May 23, 2008

Surgery straightens teen’s spine, spirit

Featured Image

Escarleth Betancourt-Gutierrez, right, and her mother, Rosario, at their home in Tegucigalpa, Honduras, before they travelled to Vanderbilt for the teen’s scoliosis surgery.

Surgery straightens teen’s spine, spirit

A friendship between a Vanderbilt doctor and a family he met while on a mission trip to Honduras has changed the life of a young teenager with a serious spinal condition.

Escarleth Betancourt-Gutierrez, 15, had a severe case of scoliosis, or curvature of the spine. Her spinal column was bent sharply, like a winding roadway.

Left untreated, the condition would have caused breathing and heart problems, as well as physical deformity. Medical personnel in the family's home of Tegucigalpa, Honduras, were unable to help her.

But in April, Escarleth and her mother, Rosario, arrived at the Monroe Carell Jr. Children's Hospital at Vanderbilt for surgery to straighten the teen's spine. Greg Mencio, M.D., and his team operated on Escarleth for 10 hours in April, realigning her spine and adding steel rods to keep it from curving again.

The surgery was spurred by James Netterville, M.D., professor of Otolaryngology and Head and Neck Surgery, who met Escarleth and her family years ago while on a mission trip.

Netterville appealed to the hospital's International Leadership Committee, asking them to help.

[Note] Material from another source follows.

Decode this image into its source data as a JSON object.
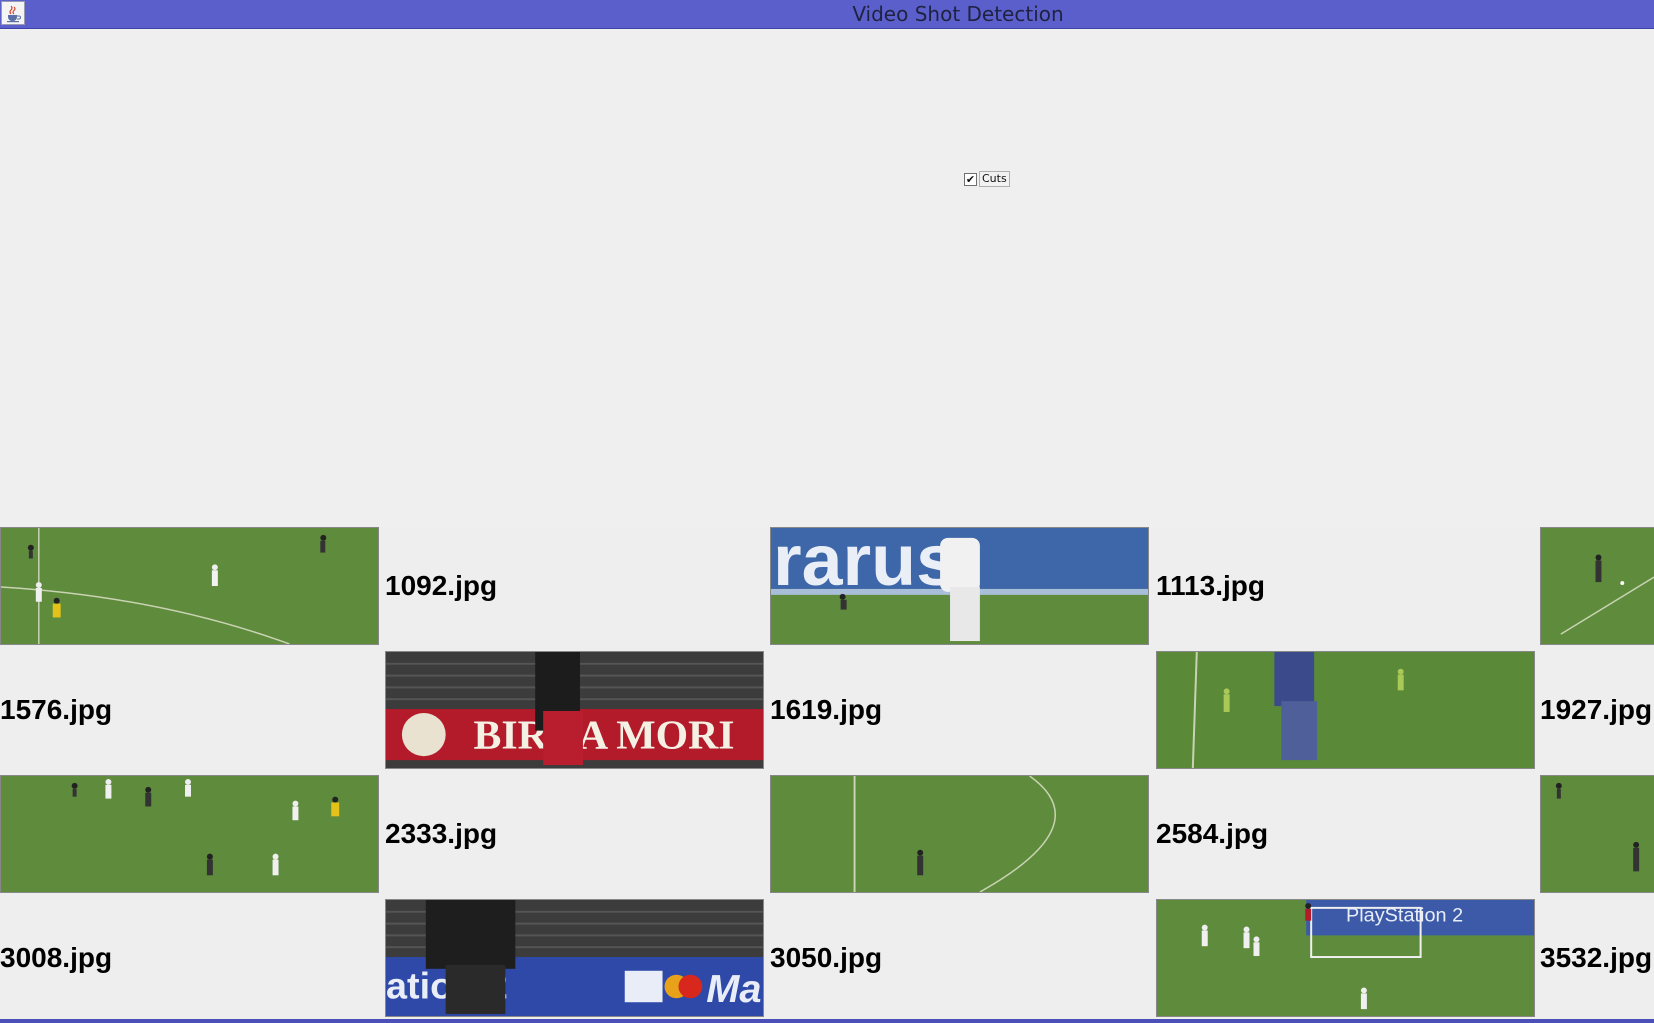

The committee agreed. Mencio donated his services, and Children's Hospital covered all but $5,000 of Escarleth's other medical expenses. Harpeth Hills Church of Christ, where Netterville worships, donated money to cover the additional $5,000. Nearly $20,000 of implants needed for the surgery — including two rods and 20 screws — was donated by Surgical Resource Inc. and DePuy Spine.

It's not often that scoliosis progresses to this severity in the United States, Mencio said.

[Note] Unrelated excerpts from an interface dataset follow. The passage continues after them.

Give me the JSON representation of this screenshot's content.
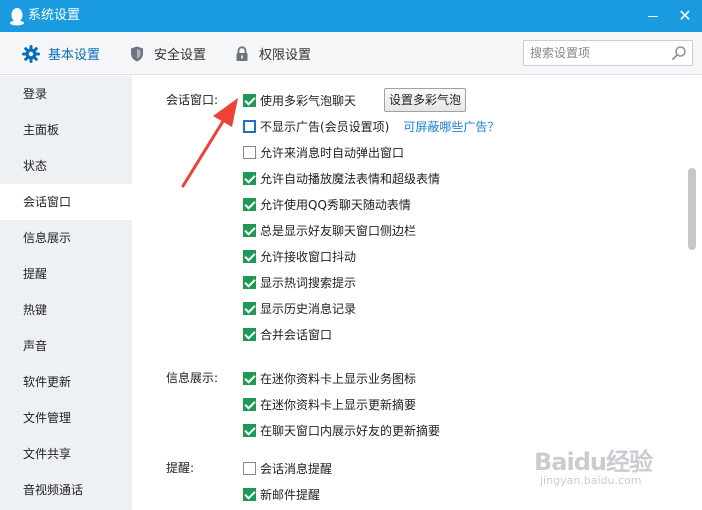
{
  "window": {
    "title": "系统设置"
  },
  "tabs": [
    {
      "label": "基本设置",
      "icon": "gear-icon",
      "active": true
    },
    {
      "label": "安全设置",
      "icon": "shield-icon",
      "active": false
    },
    {
      "label": "权限设置",
      "icon": "lock-icon",
      "active": false
    }
  ],
  "search": {
    "placeholder": "搜索设置项"
  },
  "sidebar": {
    "items": [
      {
        "label": "登录"
      },
      {
        "label": "主面板"
      },
      {
        "label": "状态"
      },
      {
        "label": "会话窗口",
        "selected": true
      },
      {
        "label": "信息展示"
      },
      {
        "label": "提醒"
      },
      {
        "label": "热键"
      },
      {
        "label": "声音"
      },
      {
        "label": "软件更新"
      },
      {
        "label": "文件管理"
      },
      {
        "label": "文件共享"
      },
      {
        "label": "音视频通话"
      }
    ]
  },
  "sections": {
    "chat_window": {
      "label": "会话窗口:",
      "bubble_button": "设置多彩气泡",
      "options": [
        {
          "label": "使用多彩气泡聊天",
          "checked": true
        },
        {
          "label": "不显示广告(会员设置项)",
          "checked": false,
          "link": "可屏蔽哪些广告？"
        },
        {
          "label": "允许来消息时自动弹出窗口",
          "checked": false
        },
        {
          "label": "允许自动播放魔法表情和超级表情",
          "checked": true
        },
        {
          "label": "允许使用QQ秀聊天随动表情",
          "checked": true
        },
        {
          "label": "总是显示好友聊天窗口侧边栏",
          "checked": true
        },
        {
          "label": "允许接收窗口抖动",
          "checked": true
        },
        {
          "label": "显示热词搜索提示",
          "checked": true
        },
        {
          "label": "显示历史消息记录",
          "checked": true
        },
        {
          "label": "合并会话窗口",
          "checked": true
        }
      ]
    },
    "info_display": {
      "label": "信息展示:",
      "options": [
        {
          "label": "在迷你资料卡上显示业务图标",
          "checked": true
        },
        {
          "label": "在迷你资料卡上显示更新摘要",
          "checked": true
        },
        {
          "label": "在聊天窗口内展示好友的更新摘要",
          "checked": true
        }
      ]
    },
    "reminder": {
      "label": "提醒:",
      "options": [
        {
          "label": "会话消息提醒",
          "checked": false
        },
        {
          "label": "新邮件提醒",
          "checked": true
        }
      ]
    }
  },
  "colors": {
    "titlebar": "#1a9be0",
    "accent": "#0a6fb8",
    "check": "#1e9a55",
    "link": "#1a84d6",
    "arrow": "#ef4136"
  },
  "watermark": {
    "main": "Baidu经验",
    "sub": "jingyan.baidu.com"
  }
}
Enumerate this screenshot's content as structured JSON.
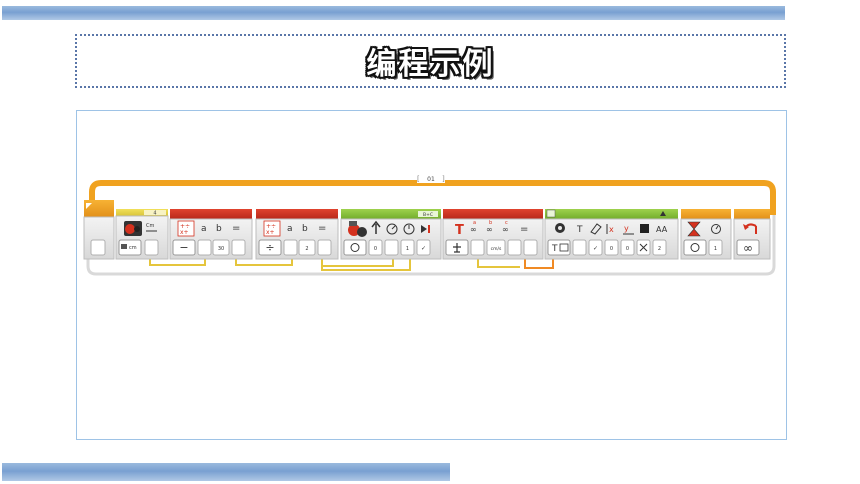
{
  "slide": {
    "title": "编程示例",
    "colors": {
      "band": "#7aa3d4",
      "title_border": "#5a76a8",
      "canvas_border": "#9ec3e6"
    }
  },
  "program": {
    "loop_label": "01",
    "blocks": [
      {
        "id": "sensor",
        "color": "#e8d64a",
        "header_label": "4",
        "icons": [
          "robot-sensor-icon",
          "cm-unit-icon"
        ],
        "unit": "cm"
      },
      {
        "id": "math-subtract",
        "color": "#d7301f",
        "icons": [
          "math-icon"
        ],
        "labels": [
          "a",
          "b",
          "="
        ],
        "op_symbol": "−",
        "values": [
          "30"
        ]
      },
      {
        "id": "math-divide",
        "color": "#d7301f",
        "icons": [
          "math-icon"
        ],
        "labels": [
          "a",
          "b",
          "="
        ],
        "op_symbol": "÷",
        "values": [
          "2"
        ]
      },
      {
        "id": "motor",
        "color": "#8cc63f",
        "header_label": "B+C",
        "icons": [
          "motor-icon",
          "steering-icon",
          "power-icon",
          "rotations-icon",
          "brake-icon"
        ],
        "values": [
          "0",
          "1",
          "✓"
        ]
      },
      {
        "id": "text",
        "color": "#d7301f",
        "icons": [
          "text-icon",
          "merge-icon"
        ],
        "labels": [
          "a",
          "b",
          "c",
          "="
        ],
        "values": [
          "cm/s"
        ]
      },
      {
        "id": "display",
        "color": "#8cc63f",
        "icons": [
          "display-icon",
          "text-mode-icon",
          "eraser-icon",
          "x-icon",
          "y-icon",
          "color-icon",
          "font-icon"
        ],
        "labels": [
          "T",
          "AA"
        ],
        "values": [
          "✓",
          "0",
          "0",
          "2"
        ]
      },
      {
        "id": "wait",
        "color": "#f0a21f",
        "icons": [
          "hourglass-icon",
          "timer-icon"
        ],
        "values": [
          "1"
        ]
      },
      {
        "id": "loop-end",
        "color": "#f0a21f",
        "icons": [
          "loop-back-icon",
          "infinity-icon"
        ],
        "labels": [
          "∞"
        ]
      }
    ]
  }
}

“It's a problem we're able to treat,” he said. “We do this all the time. The story is that the hospital provided the resources and the opportunity.”

On May 6, Escarleth and her mother met with Mencio for a final checkup before their return to Honduras. The teen bounced around the clinic, full of energy and giggles. Along with members of the church, she presented Mencio with framed pictures and news articles about the surgery, as well as other gifts and letters of thanks.

“Thank you, thank you so much,” a tearful Rosario Betancourt-Gutierrez said through an interpreter as she embraced Mencio.

In a heartfelt letter to Kevin Churchwell, M.D., chief executive officer of Children's Hospital, Netterville described his feelings about Escarleth's story.

“As I closely observed her throughout this remarkable surgical experience, I witnessed both inner and outer beauty unveiled, similar to watching a beautiful rose unfurl for spring,” he wrote. “Her outlook toward her future has blossomed, as she now sees a normal beautiful young lady in the mirror, instead of a crippled bent spine that needed to be hidden under heavy clothing from public view.”